Putting that aside, I then went and completed the combat tutorial. This is where the bulk of players are going to find themselves. Anyone who’s played an Elder Scrolls game pre-Skyrim will recognize the system immediately. Movement followed by the attack key dictates the direction of your attack. So forward will initiate a chop, while strafing side to side will give you a slash in either direction. You can also thrust by holding the alt key (by default). Weapons have different values for slash, blunt, and piercing damage, so it’s always wise to pay attention to which is best for your weapon type. I went for spears, so piercing damage was my go to. Also keep in mind range, as hitting an opponent with the blade of your sword is much more effective than smacking them with the hilt if you want to cause lethal damage.
After clearing some zombies from the local graveyard, the game wants to teach you the basics of butchering by slaughtering some pigs nearby. Then you get some archery practice on some springboks, followed by a cooking tutorial. These all flowed together much more cohesively than the crafting tutorial did, I felt, which left the impression the developers knew more people would be interested in that facet of the game.
Once both quests were done … well, that’s it. You’re free to do whatever you wish, on your own. The game tells you there are very, very few quests in Mortal Online 2, and it’s up to you to develop your character. Personally, I don’t mind this approach; I’ve been playing MMORPGs since Ultima Online after all, the very game which basically said, “Figure out what you want to do and do it.” That being said, there was still plenty to do in Haven. In order to leave, you have to get to Clade level two. You start at level zero and it took 100 experience to move to level one. Not bad, you might be thinking, until you realize the zombies I’d been dispatching give a mere three experience points.
Mortal Online 2 is an absolutely gorgeous game. The combination of DirectX 12 and Unreal Engine 4 provide a stunning world to explore. Character models are detailed, and while you won’t be able to see your own character model past creation outside of menus (please stop asking for a third person camera), you still can get into your role quite easily. My one biggest complaint was the book system, which the crafting tutorial teaches you, and which is generally required for more complex crafts. The first book given takes 72 real world hours to complete. Three days. I had no armor on my character because I couldn’t read the book that taught it until the initial one finished. It’s pretty synonymous with what I took away from crafting in general: a lot of grind to try and get better over time that ultimately sort of felt futile.

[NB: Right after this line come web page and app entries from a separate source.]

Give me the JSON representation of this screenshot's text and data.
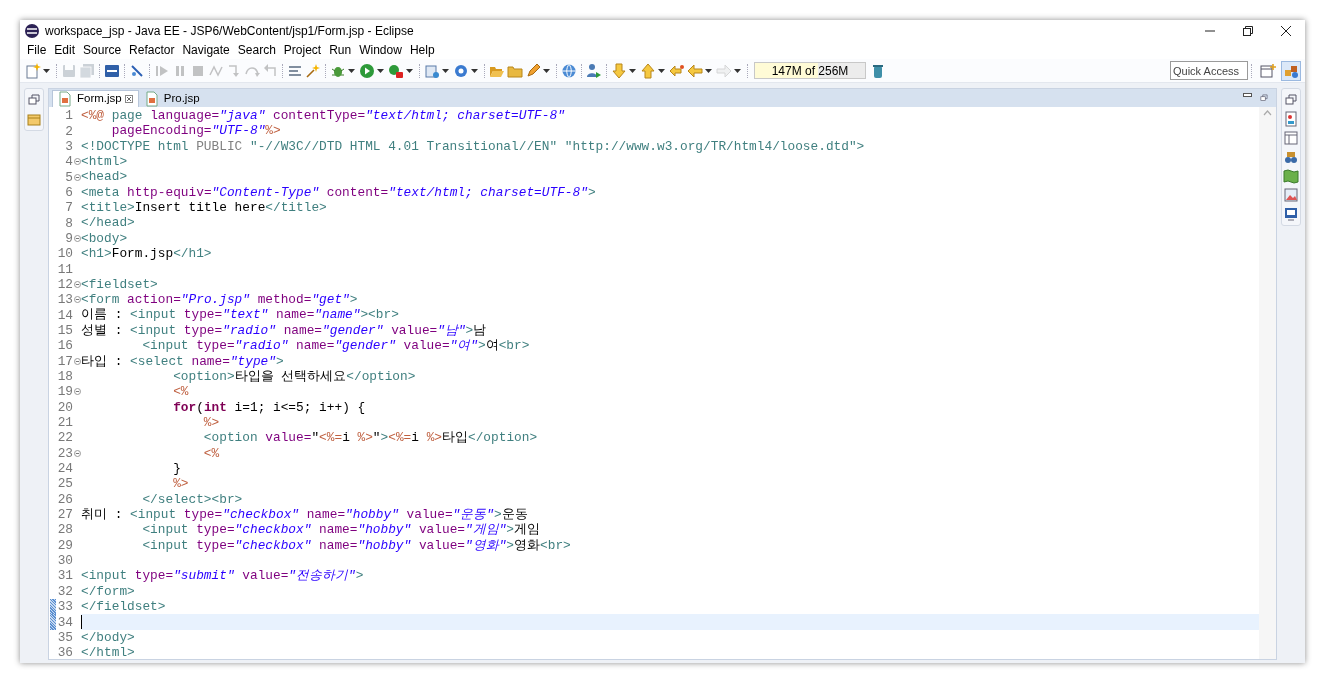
{
  "window": {
    "title": "workspace_jsp - Java EE - JSP6/WebContent/jsp1/Form.jsp - Eclipse"
  },
  "menu": [
    "File",
    "Edit",
    "Source",
    "Refactor",
    "Navigate",
    "Search",
    "Project",
    "Run",
    "Window",
    "Help"
  ],
  "toolbar": [
    {
      "kind": "new",
      "disabled": false,
      "dropdown": true
    },
    {
      "kind": "sep"
    },
    {
      "kind": "save",
      "disabled": true,
      "dropdown": false
    },
    {
      "kind": "saveall",
      "disabled": true,
      "dropdown": false
    },
    {
      "kind": "sep"
    },
    {
      "kind": "console",
      "disabled": false,
      "dropdown": false
    },
    {
      "kind": "sep"
    },
    {
      "kind": "skip",
      "disabled": false,
      "dropdown": false
    },
    {
      "kind": "sep"
    },
    {
      "kind": "resume",
      "disabled": true,
      "dropdown": false
    },
    {
      "kind": "suspend",
      "disabled": true,
      "dropdown": false
    },
    {
      "kind": "terminate",
      "disabled": true,
      "dropdown": false
    },
    {
      "kind": "disconnect",
      "disabled": true,
      "dropdown": false
    },
    {
      "kind": "stepinto",
      "disabled": true,
      "dropdown": false
    },
    {
      "kind": "stepover",
      "disabled": true,
      "dropdown": false
    },
    {
      "kind": "stepreturn",
      "disabled": true,
      "dropdown": false
    },
    {
      "kind": "sep"
    },
    {
      "kind": "mark",
      "disabled": false,
      "dropdown": false
    },
    {
      "kind": "wizard",
      "disabled": false,
      "dropdown": false
    },
    {
      "kind": "sep"
    },
    {
      "kind": "debug",
      "disabled": false,
      "dropdown": true
    },
    {
      "kind": "run",
      "disabled": false,
      "dropdown": true
    },
    {
      "kind": "ext",
      "disabled": false,
      "dropdown": true
    },
    {
      "kind": "sep"
    },
    {
      "kind": "server",
      "disabled": false,
      "dropdown": true
    },
    {
      "kind": "ring",
      "disabled": false,
      "dropdown": true
    },
    {
      "kind": "sep"
    },
    {
      "kind": "openfolder",
      "disabled": false,
      "dropdown": false
    },
    {
      "kind": "folder",
      "disabled": false,
      "dropdown": false
    },
    {
      "kind": "pen",
      "disabled": false,
      "dropdown": true
    },
    {
      "kind": "sep"
    },
    {
      "kind": "globe",
      "disabled": false,
      "dropdown": false
    },
    {
      "kind": "sep"
    },
    {
      "kind": "person",
      "disabled": false,
      "dropdown": false
    },
    {
      "kind": "sep"
    },
    {
      "kind": "down",
      "disabled": false,
      "dropdown": true
    },
    {
      "kind": "up",
      "disabled": false,
      "dropdown": true
    },
    {
      "kind": "lastedit",
      "disabled": false,
      "dropdown": false
    },
    {
      "kind": "back",
      "disabled": false,
      "dropdown": true
    },
    {
      "kind": "forward",
      "disabled": true,
      "dropdown": true
    },
    {
      "kind": "sep"
    }
  ],
  "heap": {
    "text": "147M of 256M",
    "level": 0.574
  },
  "quick_access": {
    "placeholder": "Quick Access"
  },
  "perspectives": [
    {
      "kind": "open",
      "selected": false
    },
    {
      "kind": "javaee",
      "selected": true
    }
  ],
  "tabs": [
    {
      "label": "Form.jsp",
      "selected": true,
      "closable": true
    },
    {
      "label": "Pro.jsp",
      "selected": false,
      "closable": false
    }
  ],
  "lines": [
    {
      "number": "1",
      "fold": false,
      "current": false,
      "changed": false,
      "tokens": [
        {
          "kind": "jsp",
          "text": "<%@"
        },
        {
          "kind": "tag",
          "text": " page"
        },
        {
          "kind": "attr",
          "text": " language="
        },
        {
          "kind": "value",
          "text": "\"java\""
        },
        {
          "kind": "attr",
          "text": " contentType="
        },
        {
          "kind": "value",
          "text": "\"text/html; charset=UTF-8\""
        }
      ]
    },
    {
      "number": "2",
      "fold": false,
      "current": false,
      "changed": false,
      "tokens": [
        {
          "kind": "attr",
          "text": "    pageEncoding="
        },
        {
          "kind": "value",
          "text": "\"UTF-8\""
        },
        {
          "kind": "jsp",
          "text": "%>"
        }
      ]
    },
    {
      "number": "3",
      "fold": false,
      "current": false,
      "changed": false,
      "tokens": [
        {
          "kind": "tag",
          "text": "<!DOCTYPE html"
        },
        {
          "kind": "doc",
          "text": " PUBLIC "
        },
        {
          "kind": "tag",
          "text": "\"-//W3C//DTD HTML 4.01 Transitional//EN\" \"http://www.w3.org/TR/html4/loose.dtd\">"
        }
      ]
    },
    {
      "number": "4",
      "fold": true,
      "current": false,
      "changed": false,
      "tokens": [
        {
          "kind": "tag",
          "text": "<html>"
        }
      ]
    },
    {
      "number": "5",
      "fold": true,
      "current": false,
      "changed": false,
      "tokens": [
        {
          "kind": "tag",
          "text": "<head>"
        }
      ]
    },
    {
      "number": "6",
      "fold": false,
      "current": false,
      "changed": false,
      "tokens": [
        {
          "kind": "tag",
          "text": "<meta"
        },
        {
          "kind": "attr",
          "text": " http-equiv="
        },
        {
          "kind": "value",
          "text": "\"Content-Type\""
        },
        {
          "kind": "attr",
          "text": " content="
        },
        {
          "kind": "value",
          "text": "\"text/html; charset=UTF-8\""
        },
        {
          "kind": "tag",
          "text": ">"
        }
      ]
    },
    {
      "number": "7",
      "fold": false,
      "current": false,
      "changed": false,
      "tokens": [
        {
          "kind": "tag",
          "text": "<title>"
        },
        {
          "kind": "text",
          "text": "Insert title here"
        },
        {
          "kind": "tag",
          "text": "</title>"
        }
      ]
    },
    {
      "number": "8",
      "fold": false,
      "current": false,
      "changed": false,
      "tokens": [
        {
          "kind": "tag",
          "text": "</head>"
        }
      ]
    },
    {
      "number": "9",
      "fold": true,
      "current": false,
      "changed": false,
      "tokens": [
        {
          "kind": "tag",
          "text": "<body>"
        }
      ]
    },
    {
      "number": "10",
      "fold": false,
      "current": false,
      "changed": false,
      "tokens": [
        {
          "kind": "tag",
          "text": "<h1>"
        },
        {
          "kind": "text",
          "text": "Form.jsp"
        },
        {
          "kind": "tag",
          "text": "</h1>"
        }
      ]
    },
    {
      "number": "11",
      "fold": false,
      "current": false,
      "changed": false
    },
    {
      "number": "12",
      "fold": true,
      "current": false,
      "changed": false,
      "tokens": [
        {
          "kind": "tag",
          "text": "<fieldset>"
        }
      ]
    },
    {
      "number": "13",
      "fold": true,
      "current": false,
      "changed": false,
      "tokens": [
        {
          "kind": "tag",
          "text": "<form"
        },
        {
          "kind": "attr",
          "text": " action="
        },
        {
          "kind": "value",
          "text": "\"Pro.jsp\""
        },
        {
          "kind": "attr",
          "text": " method="
        },
        {
          "kind": "value",
          "text": "\"get\""
        },
        {
          "kind": "tag",
          "text": ">"
        }
      ]
    },
    {
      "number": "14",
      "fold": false,
      "current": false,
      "changed": false,
      "tokens": [
        {
          "kind": "text",
          "text": "이름 : "
        },
        {
          "kind": "tag",
          "text": "<input"
        },
        {
          "kind": "attr",
          "text": " type="
        },
        {
          "kind": "value",
          "text": "\"text\""
        },
        {
          "kind": "attr",
          "text": " name="
        },
        {
          "kind": "value",
          "text": "\"name\""
        },
        {
          "kind": "tag",
          "text": "><br>"
        }
      ]
    },
    {
      "number": "15",
      "fold": false,
      "current": false,
      "changed": false,
      "tokens": [
        {
          "kind": "text",
          "text": "성별 : "
        },
        {
          "kind": "tag",
          "text": "<input"
        },
        {
          "kind": "attr",
          "text": " type="
        },
        {
          "kind": "value",
          "text": "\"radio\""
        },
        {
          "kind": "attr",
          "text": " name="
        },
        {
          "kind": "value",
          "text": "\"gender\""
        },
        {
          "kind": "attr",
          "text": " value="
        },
        {
          "kind": "value",
          "text": "\"남\""
        },
        {
          "kind": "tag",
          "text": ">"
        },
        {
          "kind": "text",
          "text": "남"
        }
      ]
    },
    {
      "number": "16",
      "fold": false,
      "current": false,
      "changed": false,
      "tokens": [
        {
          "kind": "tag",
          "text": "        <input"
        },
        {
          "kind": "attr",
          "text": " type="
        },
        {
          "kind": "value",
          "text": "\"radio\""
        },
        {
          "kind": "attr",
          "text": " name="
        },
        {
          "kind": "value",
          "text": "\"gender\""
        },
        {
          "kind": "attr",
          "text": " value="
        },
        {
          "kind": "value",
          "text": "\"여\""
        },
        {
          "kind": "tag",
          "text": ">"
        },
        {
          "kind": "text",
          "text": "여"
        },
        {
          "kind": "tag",
          "text": "<br>"
        }
      ]
    },
    {
      "number": "17",
      "fold": true,
      "current": false,
      "changed": false,
      "tokens": [
        {
          "kind": "text",
          "text": "타입 : "
        },
        {
          "kind": "tag",
          "text": "<select"
        },
        {
          "kind": "attr",
          "text": " name="
        },
        {
          "kind": "value",
          "text": "\"type\""
        },
        {
          "kind": "tag",
          "text": ">"
        }
      ]
    },
    {
      "number": "18",
      "fold": false,
      "current": false,
      "changed": false,
      "tokens": [
        {
          "kind": "tag",
          "text": "            <option>"
        },
        {
          "kind": "text",
          "text": "타입을 선택하세요"
        },
        {
          "kind": "tag",
          "text": "</option>"
        }
      ]
    },
    {
      "number": "19",
      "fold": true,
      "current": false,
      "changed": false,
      "tokens": [
        {
          "kind": "jsp",
          "text": "            <%"
        }
      ]
    },
    {
      "number": "20",
      "fold": false,
      "current": false,
      "changed": false,
      "tokens": [
        {
          "kind": "keyword",
          "text": "            for"
        },
        {
          "kind": "code",
          "text": "("
        },
        {
          "kind": "keyword",
          "text": "int"
        },
        {
          "kind": "code",
          "text": " i=1; i<=5; i++) {"
        }
      ]
    },
    {
      "number": "21",
      "fold": false,
      "current": false,
      "changed": false,
      "tokens": [
        {
          "kind": "jsp",
          "text": "                %>"
        }
      ]
    },
    {
      "number": "22",
      "fold": false,
      "current": false,
      "changed": false,
      "tokens": [
        {
          "kind": "tag",
          "text": "                <option"
        },
        {
          "kind": "attr",
          "text": " value="
        },
        {
          "kind": "code",
          "text": "\""
        },
        {
          "kind": "jsp",
          "text": "<%="
        },
        {
          "kind": "code",
          "text": "i "
        },
        {
          "kind": "jsp",
          "text": "%>"
        },
        {
          "kind": "code",
          "text": "\""
        },
        {
          "kind": "tag",
          "text": ">"
        },
        {
          "kind": "jsp",
          "text": "<%="
        },
        {
          "kind": "code",
          "text": "i "
        },
        {
          "kind": "jsp",
          "text": "%>"
        },
        {
          "kind": "text",
          "text": "타입"
        },
        {
          "kind": "tag",
          "text": "</option>"
        }
      ]
    },
    {
      "number": "23",
      "fold": true,
      "current": false,
      "changed": false,
      "tokens": [
        {
          "kind": "jsp",
          "text": "                <%"
        }
      ]
    },
    {
      "number": "24",
      "fold": false,
      "current": false,
      "changed": false,
      "tokens": [
        {
          "kind": "code",
          "text": "            }"
        }
      ]
    },
    {
      "number": "25",
      "fold": false,
      "current": false,
      "changed": false,
      "tokens": [
        {
          "kind": "jsp",
          "text": "            %>"
        }
      ]
    },
    {
      "number": "26",
      "fold": false,
      "current": false,
      "changed": false,
      "tokens": [
        {
          "kind": "tag",
          "text": "        </select><br>"
        }
      ]
    },
    {
      "number": "27",
      "fold": false,
      "current": false,
      "changed": false,
      "tokens": [
        {
          "kind": "text",
          "text": "취미 : "
        },
        {
          "kind": "tag",
          "text": "<input"
        },
        {
          "kind": "attr",
          "text": " type="
        },
        {
          "kind": "value",
          "text": "\"checkbox\""
        },
        {
          "kind": "attr",
          "text": " name="
        },
        {
          "kind": "value",
          "text": "\"hobby\""
        },
        {
          "kind": "attr",
          "text": " value="
        },
        {
          "kind": "value",
          "text": "\"운동\""
        },
        {
          "kind": "tag",
          "text": ">"
        },
        {
          "kind": "text",
          "text": "운동"
        }
      ]
    },
    {
      "number": "28",
      "fold": false,
      "current": false,
      "changed": false,
      "tokens": [
        {
          "kind": "tag",
          "text": "        <input"
        },
        {
          "kind": "attr",
          "text": " type="
        },
        {
          "kind": "value",
          "text": "\"checkbox\""
        },
        {
          "kind": "attr",
          "text": " name="
        },
        {
          "kind": "value",
          "text": "\"hobby\""
        },
        {
          "kind": "attr",
          "text": " value="
        },
        {
          "kind": "value",
          "text": "\"게임\""
        },
        {
          "kind": "tag",
          "text": ">"
        },
        {
          "kind": "text",
          "text": "게임"
        }
      ]
    },
    {
      "number": "29",
      "fold": false,
      "current": false,
      "changed": false,
      "tokens": [
        {
          "kind": "tag",
          "text": "        <input"
        },
        {
          "kind": "attr",
          "text": " type="
        },
        {
          "kind": "value",
          "text": "\"checkbox\""
        },
        {
          "kind": "attr",
          "text": " name="
        },
        {
          "kind": "value",
          "text": "\"hobby\""
        },
        {
          "kind": "attr",
          "text": " value="
        },
        {
          "kind": "value",
          "text": "\"영화\""
        },
        {
          "kind": "tag",
          "text": ">"
        },
        {
          "kind": "text",
          "text": "영화"
        },
        {
          "kind": "tag",
          "text": "<br>"
        }
      ]
    },
    {
      "number": "30",
      "fold": false,
      "current": false,
      "changed": false
    },
    {
      "number": "31",
      "fold": false,
      "current": false,
      "changed": false,
      "tokens": [
        {
          "kind": "tag",
          "text": "<input"
        },
        {
          "kind": "attr",
          "text": " type="
        },
        {
          "kind": "value",
          "text": "\"submit\""
        },
        {
          "kind": "attr",
          "text": " value="
        },
        {
          "kind": "value",
          "text": "\"전송하기\""
        },
        {
          "kind": "tag",
          "text": ">"
        }
      ]
    },
    {
      "number": "32",
      "fold": false,
      "current": false,
      "changed": false,
      "tokens": [
        {
          "kind": "tag",
          "text": "</form>"
        }
      ]
    },
    {
      "number": "33",
      "fold": false,
      "current": false,
      "changed": true,
      "tokens": [
        {
          "kind": "tag",
          "text": "</fieldset>"
        }
      ]
    },
    {
      "number": "34",
      "fold": false,
      "current": true,
      "changed": true
    },
    {
      "number": "35",
      "fold": false,
      "current": false,
      "changed": false,
      "tokens": [
        {
          "kind": "tag",
          "text": "</body>"
        }
      ]
    },
    {
      "number": "36",
      "fold": false,
      "current": false,
      "changed": false,
      "tokens": [
        {
          "kind": "tag",
          "text": "</html>"
        }
      ]
    }
  ]
}
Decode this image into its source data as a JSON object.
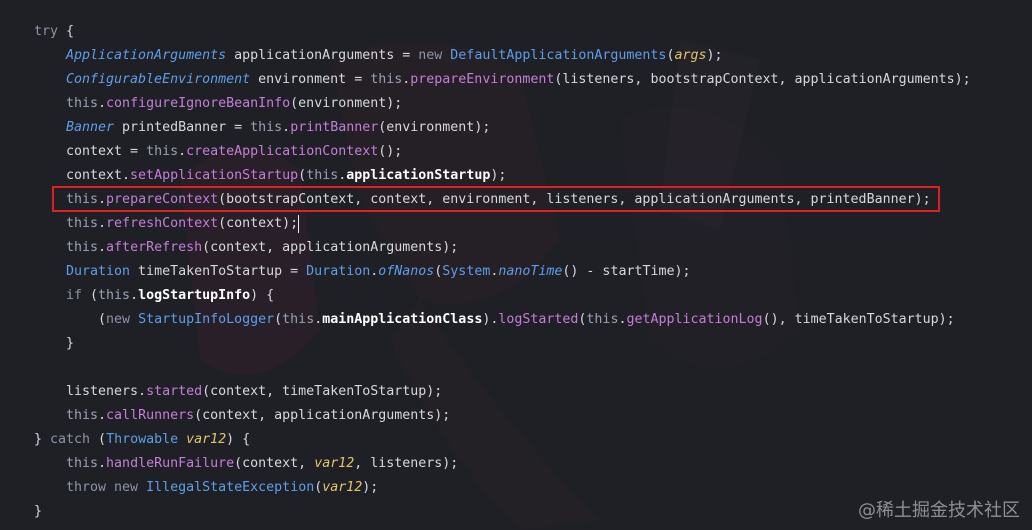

That being said, I love how tactical combat feels. Your own skill in blocking and dodging were paramount in ensuring you didn’t receive too much damage, as healing takes a while. Archery felt most proper, with arrows having a true arc that you needed to account for while drawing and firing the bow. Despite some growing pains at launch such as massive queues for the main world and other woes common in PvP games such as this – top guilds were camping the spawn of horses for the longest time, taming any horse who spawned in prevention of anyone else having one – Mortal Online 2 does offer a comprehensive sandbox experience to anyone who’s willing to invest the time and effort into their character. Just be prepared to do a little research into things before you dive in.
Note: Access to the game was provided for preview purposes.